TASK TO CARRY OUT >> Skip the images and return the records below exactly.

:: INPUT DATA

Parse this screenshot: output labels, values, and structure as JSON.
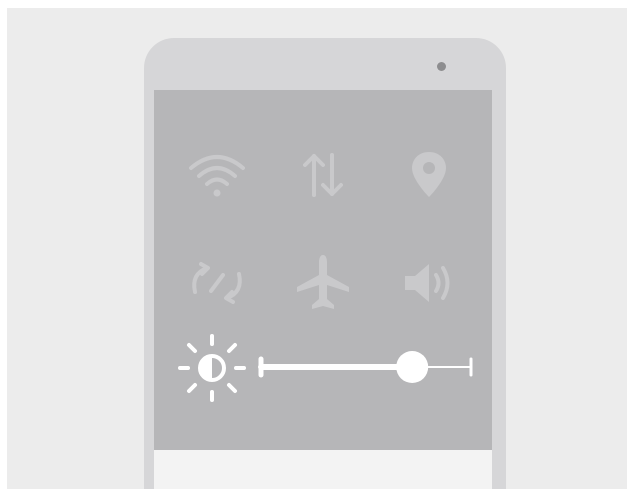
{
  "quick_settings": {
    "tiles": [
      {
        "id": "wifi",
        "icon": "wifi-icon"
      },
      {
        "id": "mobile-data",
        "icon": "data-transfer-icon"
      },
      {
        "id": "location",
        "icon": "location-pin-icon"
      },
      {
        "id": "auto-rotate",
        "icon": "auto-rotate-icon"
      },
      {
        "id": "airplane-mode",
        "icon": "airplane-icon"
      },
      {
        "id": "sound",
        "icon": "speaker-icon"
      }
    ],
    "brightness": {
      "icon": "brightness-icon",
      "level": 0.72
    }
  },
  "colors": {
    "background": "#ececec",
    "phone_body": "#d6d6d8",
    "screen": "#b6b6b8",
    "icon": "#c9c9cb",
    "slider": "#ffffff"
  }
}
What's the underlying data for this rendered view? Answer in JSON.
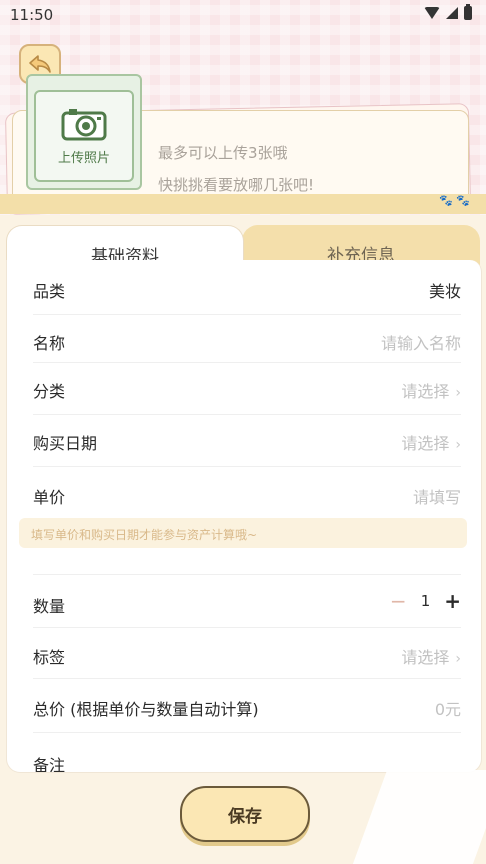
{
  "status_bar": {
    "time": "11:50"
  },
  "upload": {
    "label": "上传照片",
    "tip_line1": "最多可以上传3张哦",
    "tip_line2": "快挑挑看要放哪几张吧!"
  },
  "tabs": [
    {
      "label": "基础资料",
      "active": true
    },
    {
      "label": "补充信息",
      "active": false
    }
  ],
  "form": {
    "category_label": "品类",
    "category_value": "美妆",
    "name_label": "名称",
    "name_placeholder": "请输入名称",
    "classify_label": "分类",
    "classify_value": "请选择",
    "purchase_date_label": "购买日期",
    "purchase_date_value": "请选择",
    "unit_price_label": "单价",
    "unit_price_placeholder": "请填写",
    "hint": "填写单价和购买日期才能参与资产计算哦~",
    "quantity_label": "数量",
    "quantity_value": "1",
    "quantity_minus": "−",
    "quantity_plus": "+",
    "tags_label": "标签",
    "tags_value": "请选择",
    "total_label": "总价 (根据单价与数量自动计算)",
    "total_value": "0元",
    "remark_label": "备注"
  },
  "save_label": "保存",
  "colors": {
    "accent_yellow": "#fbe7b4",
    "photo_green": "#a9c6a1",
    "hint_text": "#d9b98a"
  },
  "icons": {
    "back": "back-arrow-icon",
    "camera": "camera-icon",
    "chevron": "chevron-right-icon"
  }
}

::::

SOLUTION >>
Parse this screenshot: output labels, values, and structure as JSON.
{
  "quick_settings": {
    "tiles": [
      {
        "id": "wifi",
        "icon": "wifi-icon"
      },
      {
        "id": "mobile-data",
        "icon": "data-transfer-icon"
      },
      {
        "id": "location",
        "icon": "location-pin-icon"
      },
      {
        "id": "auto-rotate",
        "icon": "auto-rotate-icon"
      },
      {
        "id": "airplane-mode",
        "icon": "airplane-icon"
      },
      {
        "id": "sound",
        "icon": "speaker-icon"
      }
    ],
    "brightness": {
      "icon": "brightness-icon",
      "level": 0.72
    }
  },
  "colors": {
    "background": "#ececec",
    "phone_body": "#d6d6d8",
    "screen": "#b6b6b8",
    "icon": "#c9c9cb",
    "slider": "#ffffff"
  }
}
What's the underlying data for this rendered view? Answer in JSON.
{
  "status_bar": {
    "time": "11:50"
  },
  "upload": {
    "label": "上传照片",
    "tip_line1": "最多可以上传3张哦",
    "tip_line2": "快挑挑看要放哪几张吧!"
  },
  "tabs": [
    {
      "label": "基础资料",
      "active": true
    },
    {
      "label": "补充信息",
      "active": false
    }
  ],
  "form": {
    "category_label": "品类",
    "category_value": "美妆",
    "name_label": "名称",
    "name_placeholder": "请输入名称",
    "classify_label": "分类",
    "classify_value": "请选择",
    "purchase_date_label": "购买日期",
    "purchase_date_value": "请选择",
    "unit_price_label": "单价",
    "unit_price_placeholder": "请填写",
    "hint": "填写单价和购买日期才能参与资产计算哦~",
    "quantity_label": "数量",
    "quantity_value": "1",
    "quantity_minus": "−",
    "quantity_plus": "+",
    "tags_label": "标签",
    "tags_value": "请选择",
    "total_label": "总价 (根据单价与数量自动计算)",
    "total_value": "0元",
    "remark_label": "备注"
  },
  "save_label": "保存",
  "colors": {
    "accent_yellow": "#fbe7b4",
    "photo_green": "#a9c6a1",
    "hint_text": "#d9b98a"
  },
  "icons": {
    "back": "back-arrow-icon",
    "camera": "camera-icon",
    "chevron": "chevron-right-icon"
  }
}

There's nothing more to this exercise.